Exercise objective: Repeat every line below exactly, word for word.

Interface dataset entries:
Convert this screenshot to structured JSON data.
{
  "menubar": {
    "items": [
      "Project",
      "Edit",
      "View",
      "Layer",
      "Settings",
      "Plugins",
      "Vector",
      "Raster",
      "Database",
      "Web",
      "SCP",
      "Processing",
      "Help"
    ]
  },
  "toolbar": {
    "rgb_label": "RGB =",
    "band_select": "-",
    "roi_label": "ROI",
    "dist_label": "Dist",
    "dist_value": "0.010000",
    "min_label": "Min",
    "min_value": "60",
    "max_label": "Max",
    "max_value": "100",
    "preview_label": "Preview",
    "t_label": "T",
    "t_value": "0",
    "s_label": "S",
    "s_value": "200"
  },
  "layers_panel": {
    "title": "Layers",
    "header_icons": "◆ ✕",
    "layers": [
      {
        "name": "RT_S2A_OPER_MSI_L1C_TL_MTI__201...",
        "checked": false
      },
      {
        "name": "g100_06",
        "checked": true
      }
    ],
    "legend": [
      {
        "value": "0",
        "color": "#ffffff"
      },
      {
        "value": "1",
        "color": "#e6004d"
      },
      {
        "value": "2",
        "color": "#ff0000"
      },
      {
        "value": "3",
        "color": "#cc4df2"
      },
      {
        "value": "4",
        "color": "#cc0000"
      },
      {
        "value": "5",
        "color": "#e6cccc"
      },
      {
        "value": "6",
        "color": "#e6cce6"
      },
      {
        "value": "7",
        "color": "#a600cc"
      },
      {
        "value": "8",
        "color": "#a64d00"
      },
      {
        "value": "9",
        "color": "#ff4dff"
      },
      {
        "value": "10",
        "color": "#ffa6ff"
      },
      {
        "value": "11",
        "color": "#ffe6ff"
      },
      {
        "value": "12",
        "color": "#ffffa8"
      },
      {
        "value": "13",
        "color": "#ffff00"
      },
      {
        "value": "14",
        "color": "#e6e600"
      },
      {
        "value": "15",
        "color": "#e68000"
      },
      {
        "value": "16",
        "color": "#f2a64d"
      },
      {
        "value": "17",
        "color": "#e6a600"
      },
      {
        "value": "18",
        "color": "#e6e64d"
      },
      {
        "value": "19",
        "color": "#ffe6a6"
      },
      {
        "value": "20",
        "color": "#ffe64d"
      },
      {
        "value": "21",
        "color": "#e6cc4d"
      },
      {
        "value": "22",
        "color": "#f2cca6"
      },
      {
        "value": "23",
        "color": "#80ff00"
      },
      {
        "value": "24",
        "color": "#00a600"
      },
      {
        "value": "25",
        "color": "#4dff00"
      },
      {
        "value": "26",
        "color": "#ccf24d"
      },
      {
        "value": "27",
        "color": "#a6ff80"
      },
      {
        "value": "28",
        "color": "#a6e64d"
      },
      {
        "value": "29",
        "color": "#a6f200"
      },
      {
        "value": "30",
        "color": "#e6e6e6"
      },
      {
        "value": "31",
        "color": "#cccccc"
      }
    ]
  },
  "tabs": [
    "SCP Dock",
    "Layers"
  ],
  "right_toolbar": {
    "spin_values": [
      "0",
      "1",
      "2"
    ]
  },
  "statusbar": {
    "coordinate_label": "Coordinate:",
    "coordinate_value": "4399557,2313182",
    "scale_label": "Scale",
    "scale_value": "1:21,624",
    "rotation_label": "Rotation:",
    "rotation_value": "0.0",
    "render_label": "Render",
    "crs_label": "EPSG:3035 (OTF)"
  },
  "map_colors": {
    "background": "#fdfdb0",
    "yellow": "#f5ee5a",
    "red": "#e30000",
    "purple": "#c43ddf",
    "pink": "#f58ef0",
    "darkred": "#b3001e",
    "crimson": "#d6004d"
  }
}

Result of the exercise:
Convert this screenshot to structured JSON data.
{
  "menubar": {
    "items": [
      "Project",
      "Edit",
      "View",
      "Layer",
      "Settings",
      "Plugins",
      "Vector",
      "Raster",
      "Database",
      "Web",
      "SCP",
      "Processing",
      "Help"
    ]
  },
  "toolbar": {
    "rgb_label": "RGB =",
    "band_select": "-",
    "roi_label": "ROI",
    "dist_label": "Dist",
    "dist_value": "0.010000",
    "min_label": "Min",
    "min_value": "60",
    "max_label": "Max",
    "max_value": "100",
    "preview_label": "Preview",
    "t_label": "T",
    "t_value": "0",
    "s_label": "S",
    "s_value": "200"
  },
  "layers_panel": {
    "title": "Layers",
    "header_icons": "◆ ✕",
    "layers": [
      {
        "name": "RT_S2A_OPER_MSI_L1C_TL_MTI__201...",
        "checked": false
      },
      {
        "name": "g100_06",
        "checked": true
      }
    ],
    "legend": [
      {
        "value": "0",
        "color": "#ffffff"
      },
      {
        "value": "1",
        "color": "#e6004d"
      },
      {
        "value": "2",
        "color": "#ff0000"
      },
      {
        "value": "3",
        "color": "#cc4df2"
      },
      {
        "value": "4",
        "color": "#cc0000"
      },
      {
        "value": "5",
        "color": "#e6cccc"
      },
      {
        "value": "6",
        "color": "#e6cce6"
      },
      {
        "value": "7",
        "color": "#a600cc"
      },
      {
        "value": "8",
        "color": "#a64d00"
      },
      {
        "value": "9",
        "color": "#ff4dff"
      },
      {
        "value": "10",
        "color": "#ffa6ff"
      },
      {
        "value": "11",
        "color": "#ffe6ff"
      },
      {
        "value": "12",
        "color": "#ffffa8"
      },
      {
        "value": "13",
        "color": "#ffff00"
      },
      {
        "value": "14",
        "color": "#e6e600"
      },
      {
        "value": "15",
        "color": "#e68000"
      },
      {
        "value": "16",
        "color": "#f2a64d"
      },
      {
        "value": "17",
        "color": "#e6a600"
      },
      {
        "value": "18",
        "color": "#e6e64d"
      },
      {
        "value": "19",
        "color": "#ffe6a6"
      },
      {
        "value": "20",
        "color": "#ffe64d"
      },
      {
        "value": "21",
        "color": "#e6cc4d"
      },
      {
        "value": "22",
        "color": "#f2cca6"
      },
      {
        "value": "23",
        "color": "#80ff00"
      },
      {
        "value": "24",
        "color": "#00a600"
      },
      {
        "value": "25",
        "color": "#4dff00"
      },
      {
        "value": "26",
        "color": "#ccf24d"
      },
      {
        "value": "27",
        "color": "#a6ff80"
      },
      {
        "value": "28",
        "color": "#a6e64d"
      },
      {
        "value": "29",
        "color": "#a6f200"
      },
      {
        "value": "30",
        "color": "#e6e6e6"
      },
      {
        "value": "31",
        "color": "#cccccc"
      }
    ]
  },
  "tabs": [
    "SCP Dock",
    "Layers"
  ],
  "right_toolbar": {
    "spin_values": [
      "0",
      "1",
      "2"
    ]
  },
  "statusbar": {
    "coordinate_label": "Coordinate:",
    "coordinate_value": "4399557,2313182",
    "scale_label": "Scale",
    "scale_value": "1:21,624",
    "rotation_label": "Rotation:",
    "rotation_value": "0.0",
    "render_label": "Render",
    "crs_label": "EPSG:3035 (OTF)"
  },
  "map_colors": {
    "background": "#fdfdb0",
    "yellow": "#f5ee5a",
    "red": "#e30000",
    "purple": "#c43ddf",
    "pink": "#f58ef0",
    "darkred": "#b3001e",
    "crimson": "#d6004d"
  }
}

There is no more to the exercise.